Ahead of Observing Learning Week, here are a some thoughts on the benefits of observing colleagues’ practice…
Why bother with observation? Some people panic at the thought of being ‘judged’ or feel they need to spend hours planning a dazzling lesson, whilst others relish the opportunity to show off their skills.
But why should we bother?
Ten good reasons why we should engage with mutual observation:
- Research says that observing others has a measurable positive impact on teachers’ professional development.
- It helps create a buzz about teaching and learning and reminds us all why we became teachers in the first place.
- Sharing good practice by watching each other is a powerful tool for disseminating what we do well.
- Mutual observation is not judgemental or evaluative so we can learn from each other in a non-threatening way.
- Conducted correctly it is a constructive process of mutual benefit.
- It helps create an atmosphere of trust between teachers and can encourage us to get to know other colleagues better.
- It gives us a legitimate reason to be nosey – fulfil your curiosity about what actually goes on in other parts of the school.

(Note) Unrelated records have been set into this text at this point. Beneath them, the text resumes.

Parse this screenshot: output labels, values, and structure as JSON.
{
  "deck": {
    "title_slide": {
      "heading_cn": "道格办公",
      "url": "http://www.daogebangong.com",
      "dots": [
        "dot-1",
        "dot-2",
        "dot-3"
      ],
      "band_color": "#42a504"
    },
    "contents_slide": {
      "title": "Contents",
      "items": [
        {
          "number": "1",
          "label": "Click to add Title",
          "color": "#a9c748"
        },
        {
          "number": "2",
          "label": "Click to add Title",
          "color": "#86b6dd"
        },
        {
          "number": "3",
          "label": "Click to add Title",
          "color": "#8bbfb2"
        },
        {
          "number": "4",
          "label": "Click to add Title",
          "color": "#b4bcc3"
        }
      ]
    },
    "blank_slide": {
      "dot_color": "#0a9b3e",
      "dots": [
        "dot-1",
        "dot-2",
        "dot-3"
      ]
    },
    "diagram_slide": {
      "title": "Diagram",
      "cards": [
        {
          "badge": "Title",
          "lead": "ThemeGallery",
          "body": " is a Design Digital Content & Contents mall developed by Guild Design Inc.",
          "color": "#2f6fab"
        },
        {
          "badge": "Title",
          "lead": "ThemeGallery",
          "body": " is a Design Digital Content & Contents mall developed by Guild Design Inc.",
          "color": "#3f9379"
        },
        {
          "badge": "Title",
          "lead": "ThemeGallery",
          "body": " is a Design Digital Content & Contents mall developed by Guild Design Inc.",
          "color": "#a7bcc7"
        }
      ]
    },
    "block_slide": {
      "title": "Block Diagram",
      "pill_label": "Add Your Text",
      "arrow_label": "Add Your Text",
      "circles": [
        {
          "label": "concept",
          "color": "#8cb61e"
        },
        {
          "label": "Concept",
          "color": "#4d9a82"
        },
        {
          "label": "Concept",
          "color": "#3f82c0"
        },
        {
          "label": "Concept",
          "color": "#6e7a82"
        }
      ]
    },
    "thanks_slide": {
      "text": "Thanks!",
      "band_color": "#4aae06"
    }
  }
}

Visit classrooms you have never seen before!
- MO helps generate a culture of openness and a willingness to address areas of our practice we are less confident with… and to improve them!
- Reflection – it makes us think about why we do what we do and helps us question habits that may not be benefiting our pupils.
- MO helps create an ongoing dialogue about T&L which we can all participate in.
Some links to interesting articles on the benefits of peer observation: